The same folks who didn’t see this triple-headed locomotive steaming down the tracks now imagine a strongman can magically make America great again, by which they mean I can get Dad’s Craftsman box out of the back of the van and go back to Delco as a tool and die maker, retire happy and go ice fishing. And no damned Mexican is going to stop me. Donald Trump will see to that. It’s a cruel and ridiculous lie, of course, but if you didn’t see the last freight train coming you’re no more likely to catch this one.
The rise of Trump, I believe, will be viewed by historians as the moment it became evident that our shoddy education system, money-for-influence politics, shameful media pandering and celebrity-is-king culture combined to bring the machinery of American democracy – an informed electorate – to its knees. Or, as Bob Dylan has put it, “your corrupt ways have finally made you blind.”
More’s the shame, there was an alternative.
Republicans could have walked into the White House in January by putting Jeb Bush and John Kasich on the ticket. That, though, would have required Republicans who understood the stakes for the country, the value of reason and fact and something about the job description of president of the United States. The fact that a plurality of the party threw that out the window to instead choose a vulgar bully boy with the policy grasp of a nine year old strongly suggests that Dylan, as usual, was right.

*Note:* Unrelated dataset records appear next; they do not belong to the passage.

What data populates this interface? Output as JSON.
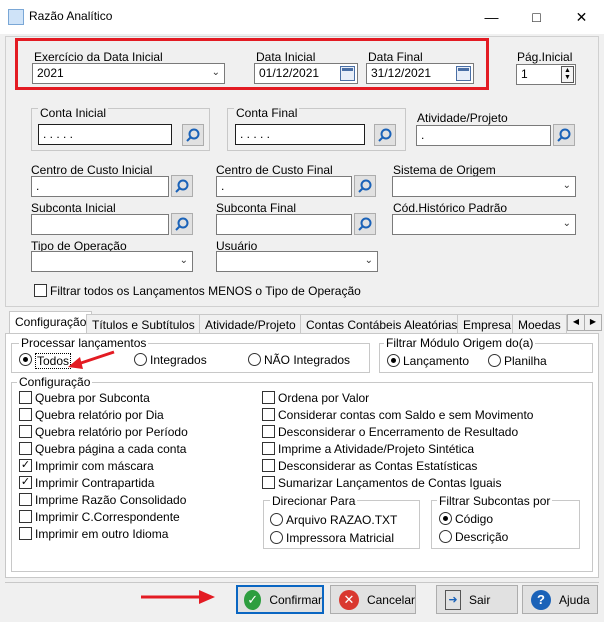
{
  "window": {
    "title": "Razão Analítico"
  },
  "colors": {
    "highlight_border": "#e31b23",
    "arrow": "#e31b23",
    "confirm_icon": "#2e9e3f",
    "cancel_icon": "#d9382f",
    "help_icon": "#1a62b8"
  },
  "header": {
    "exercicio_label": "Exercício da Data Inicial",
    "exercicio_value": "2021",
    "data_inicial_label": "Data Inicial",
    "data_inicial_value": "01/12/2021",
    "data_final_label": "Data Final",
    "data_final_value": "31/12/2021",
    "pag_inicial_label": "Pág.Inicial",
    "pag_inicial_value": "1"
  },
  "filters": {
    "conta_inicial_label": "Conta Inicial",
    "conta_inicial_value": ". . . . .",
    "conta_final_label": "Conta Final",
    "conta_final_value": ". . . . .",
    "atividade_label": "Atividade/Projeto",
    "atividade_value": ".",
    "cc_inicial_label": "Centro de Custo Inicial",
    "cc_inicial_value": ".",
    "cc_final_label": "Centro de Custo Final",
    "cc_final_value": ".",
    "sistema_origem_label": "Sistema de Origem",
    "subconta_inicial_label": "Subconta Inicial",
    "subconta_final_label": "Subconta Final",
    "cod_historico_label": "Cód.Histórico Padrão",
    "tipo_operacao_label": "Tipo de Operação",
    "usuario_label": "Usuário",
    "filtrar_todos_label": "Filtrar todos os Lançamentos MENOS o Tipo de Operação"
  },
  "tabs": [
    "Configuração",
    "Títulos e Subtítulos",
    "Atividade/Projeto",
    "Contas Contábeis Aleatórias",
    "Empresa",
    "Moedas"
  ],
  "processar": {
    "title": "Processar lançamentos",
    "options": [
      "Todos",
      "Integrados",
      "NÃO Integrados"
    ]
  },
  "modulo": {
    "title": "Filtrar Módulo Origem do(a)",
    "options": [
      "Lançamento",
      "Planilha"
    ]
  },
  "config": {
    "title": "Configuração",
    "left": [
      {
        "label": "Quebra por Subconta",
        "checked": false
      },
      {
        "label": "Quebra relatório por Dia",
        "checked": false
      },
      {
        "label": "Quebra relatório por Período",
        "checked": false
      },
      {
        "label": "Quebra página a cada conta",
        "checked": false
      },
      {
        "label": "Imprimir com máscara",
        "checked": true
      },
      {
        "label": "Imprimir Contrapartida",
        "checked": true
      },
      {
        "label": "Imprime Razão Consolidado",
        "checked": false
      },
      {
        "label": "Imprimir C.Correspondente",
        "checked": false
      },
      {
        "label": "Imprimir em outro Idioma",
        "checked": false
      }
    ],
    "right": [
      {
        "label": "Ordena por Valor",
        "checked": false
      },
      {
        "label": "Considerar contas com Saldo e sem Movimento",
        "checked": false
      },
      {
        "label": "Desconsiderar o Encerramento de Resultado",
        "checked": false
      },
      {
        "label": "Imprime a Atividade/Projeto Sintética",
        "checked": false
      },
      {
        "label": "Desconsiderar as Contas Estatísticas",
        "checked": false
      },
      {
        "label": "Sumarizar Lançamentos de Contas Iguais",
        "checked": false
      }
    ],
    "direcionar": {
      "title": "Direcionar  Para",
      "options": [
        "Arquivo RAZAO.TXT",
        "Impressora Matricial"
      ]
    },
    "subcontas": {
      "title": "Filtrar Subcontas por",
      "options": [
        "Código",
        "Descrição"
      ]
    }
  },
  "buttons": {
    "confirmar": "Confirmar",
    "cancelar": "Cancelar",
    "sair": "Sair",
    "ajuda": "Ajuda"
  }
}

So perhaps our people will elect an illiberal autocrat. But we’ve had those in our history. And so have other countries. And yes, sometimes it produced a Hitler or a Mussolini or an Andrew Jackson. But that doesn’t necessarily mean war is on the horizon. Viktor Orban hasn’t invaded one of Hungary’s neighbors. Neither has Poland, and likely neither will Marine LePen if she wins in France.

Listen, I’m certainly not advocating for illiberalism.  I’ve written on numerous occasions about the importance of learning about others, of traveling to new places, eating new foods, incorporating new customs. I agree with James Traub that rationalism is at stake and that some politicians are exploiting an anti-intellectual narrative by whipping up the masses against “the system.”

But at some point, the people who are told to be rational rebel against those who themselves have not owned up to the natural consequences of their policies. And in the end, the people get what they deserve. They have a right to be wrong. We just have to hope that the potential wrong brought about by the populist won’t cause some greater problems down the road than the ones that got them elected.